“The most substantial new book in this field of colonialist study...the most comprehensive examination of Orientalist imagery in print.”—Gabriel Weisberg Apollo: The Int'l Art & Antique Magazine
“This study investigates how North African artists were influenced by French artists -- and vice versa.... This book is a major contribution to the study of Orientalism and, having taken the topic beyond the range of the customary academic concerns, it opens up exciting and new avenues for further research.”—Art Newspaper
“Every once in awhile a book comes along that gladdens the heart and quickens the pulse. This...is one such book. Roger Benjamin has made a major contribution to scholarship...This remarkable volume takes the reader on a long journey linking various oases of knowledge.”—Ted Gott Art Monthly Australia
“A defining work of cultural history that examines the historical and social particularities behind the blanket term Orientalist art.”—John Zarobell, Philadelphia Museum of Art African Studies
“This book is a major contribution to the study of Orientalism.”—Nebahat Avciogin Art Newspaper
"Roger Benjamin's Orientalist Aesthetics
dramatically enhances our understanding of French colonial visual culture during the period of colonialism's greatest ambitions. It is a richly nuanced book, about the densely imbalanced connections between France and North Africa, full of fascinating images and elegant analysis, exemplary in its wide-ranging attention to art works, popular spectacle, institutions, scholarship, and the contradictory workings of colonial culture and power.
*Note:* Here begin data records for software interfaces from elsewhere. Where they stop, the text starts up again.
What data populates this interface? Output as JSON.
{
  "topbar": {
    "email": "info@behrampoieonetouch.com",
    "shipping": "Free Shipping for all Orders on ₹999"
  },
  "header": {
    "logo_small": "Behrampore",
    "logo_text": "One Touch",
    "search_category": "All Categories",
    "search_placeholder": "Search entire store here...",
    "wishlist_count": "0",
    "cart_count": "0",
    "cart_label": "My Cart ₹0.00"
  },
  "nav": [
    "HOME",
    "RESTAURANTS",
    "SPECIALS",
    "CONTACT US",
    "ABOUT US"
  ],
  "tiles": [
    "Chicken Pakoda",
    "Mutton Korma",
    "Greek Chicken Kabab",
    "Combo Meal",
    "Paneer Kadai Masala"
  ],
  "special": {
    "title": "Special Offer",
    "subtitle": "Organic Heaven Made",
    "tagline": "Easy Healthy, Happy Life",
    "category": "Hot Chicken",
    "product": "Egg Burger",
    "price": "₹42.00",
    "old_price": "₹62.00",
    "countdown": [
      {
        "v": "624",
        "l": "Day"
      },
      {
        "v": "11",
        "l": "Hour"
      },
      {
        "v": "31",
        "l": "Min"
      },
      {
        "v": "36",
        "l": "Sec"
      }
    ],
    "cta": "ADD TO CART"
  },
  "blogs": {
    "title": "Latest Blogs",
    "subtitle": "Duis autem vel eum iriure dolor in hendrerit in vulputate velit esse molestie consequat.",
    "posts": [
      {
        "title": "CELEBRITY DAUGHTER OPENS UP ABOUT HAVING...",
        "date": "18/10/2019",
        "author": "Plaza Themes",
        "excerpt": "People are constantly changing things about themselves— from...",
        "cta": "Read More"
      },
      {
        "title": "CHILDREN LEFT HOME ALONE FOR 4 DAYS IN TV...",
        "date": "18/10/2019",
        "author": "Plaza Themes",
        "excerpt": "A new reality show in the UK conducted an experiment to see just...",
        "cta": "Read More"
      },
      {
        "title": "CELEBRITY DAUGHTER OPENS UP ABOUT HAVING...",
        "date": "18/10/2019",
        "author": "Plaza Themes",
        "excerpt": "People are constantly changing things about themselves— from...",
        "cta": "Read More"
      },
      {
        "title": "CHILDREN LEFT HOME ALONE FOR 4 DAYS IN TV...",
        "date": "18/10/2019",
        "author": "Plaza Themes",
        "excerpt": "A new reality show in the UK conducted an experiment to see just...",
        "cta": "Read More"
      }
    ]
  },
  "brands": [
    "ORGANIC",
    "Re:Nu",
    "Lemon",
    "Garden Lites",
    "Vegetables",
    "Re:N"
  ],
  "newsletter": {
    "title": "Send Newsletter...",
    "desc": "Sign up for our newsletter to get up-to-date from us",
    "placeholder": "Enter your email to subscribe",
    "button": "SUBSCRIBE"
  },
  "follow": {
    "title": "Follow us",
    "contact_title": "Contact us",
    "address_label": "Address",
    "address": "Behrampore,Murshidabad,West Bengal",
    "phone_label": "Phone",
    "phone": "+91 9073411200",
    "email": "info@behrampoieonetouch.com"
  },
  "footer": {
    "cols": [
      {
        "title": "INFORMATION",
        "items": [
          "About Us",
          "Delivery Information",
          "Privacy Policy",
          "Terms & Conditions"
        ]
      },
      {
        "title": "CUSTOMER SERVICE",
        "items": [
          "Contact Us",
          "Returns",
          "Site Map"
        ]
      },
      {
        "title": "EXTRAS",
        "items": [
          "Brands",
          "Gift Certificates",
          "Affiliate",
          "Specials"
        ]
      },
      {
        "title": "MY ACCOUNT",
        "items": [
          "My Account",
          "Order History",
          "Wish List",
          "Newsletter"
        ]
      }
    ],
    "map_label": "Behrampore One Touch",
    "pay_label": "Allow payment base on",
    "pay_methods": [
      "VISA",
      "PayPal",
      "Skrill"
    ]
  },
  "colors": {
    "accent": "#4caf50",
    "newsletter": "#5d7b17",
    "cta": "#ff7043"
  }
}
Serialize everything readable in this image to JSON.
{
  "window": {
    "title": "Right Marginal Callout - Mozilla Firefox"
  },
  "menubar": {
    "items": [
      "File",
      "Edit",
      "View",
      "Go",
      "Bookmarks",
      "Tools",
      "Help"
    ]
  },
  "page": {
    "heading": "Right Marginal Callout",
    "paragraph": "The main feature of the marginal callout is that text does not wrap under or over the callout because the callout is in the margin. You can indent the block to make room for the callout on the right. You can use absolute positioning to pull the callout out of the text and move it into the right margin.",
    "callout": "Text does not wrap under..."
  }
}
This book should be read not only by art historians and North Africa specialists, but by anyone concerned with colonial cultures and their legacies."—Nicholas Thomas, author of Possessions: Indigenous Art/Colonial Culture
represents an impressive feat of research and a tale heretofore untold. Especially fascinating is Roger Benjamin's choice not simply to interrogate the institutional history of French Orientalist painting, but to consider more broadly the French management of indigenous arts as well as some of the Algerian artists who fashioned careers during this period. This is an original and responsible reconstruction of a significant and complex history."—Darcy Grimaldo Grigsby, author of Extremities: Painting Empire in Post-Revolutionary France
"At once broad and minutious, Orientalist Aesthetics
treats the major institutions and actors who brought about the encyclopedic Orientalist movement. Roger Benjamin’s work has the potential to significantly advance the dialogue between Europe and the United States on current problems in post-colonial studies."—François Pouillon, author of Les deux vies d’Étienne Dinet, peintre en Islam: L’Algérie et l’héritage colonial
"Roger Benjamin's engrossing and painstakingly researched book breaks new ground in the study of Orientalism. The fifty years of the book's novel compass have been virtually untouched by previous studies. Benjamin's subtle understanding of the complexities of the colonial encounter sets a very high standard of theoretical analysis. Orientalist Aesthetics covers a broad terrain of individual artists (from the modernists Renoir and Matisse to the barely known Algerians Mammeri and Racim), art criticism, and institutions. The book tells an altogether fascinating story, and the author's detailed historical knowledge, passion, good sense, and acuity are evident on every page."—Hollis Clayson, author of Paris in Despair: Art and Everyday Life under Siege (1870-71)
"Benjamin establishes meaningful parallels between painting and other artistic (as well as literary) productions, including photography and the decorative arts. He astutely analyzes the effect of colonial policies on the preservation and ‘development’ of indigenous arts and crafts. All these elements are examined within the ever-shifting parameters of French colonial policies in North Africa."—Zeynep Çelik, author of Urban Forms and Colonial Confrontations: Algiers under French Rule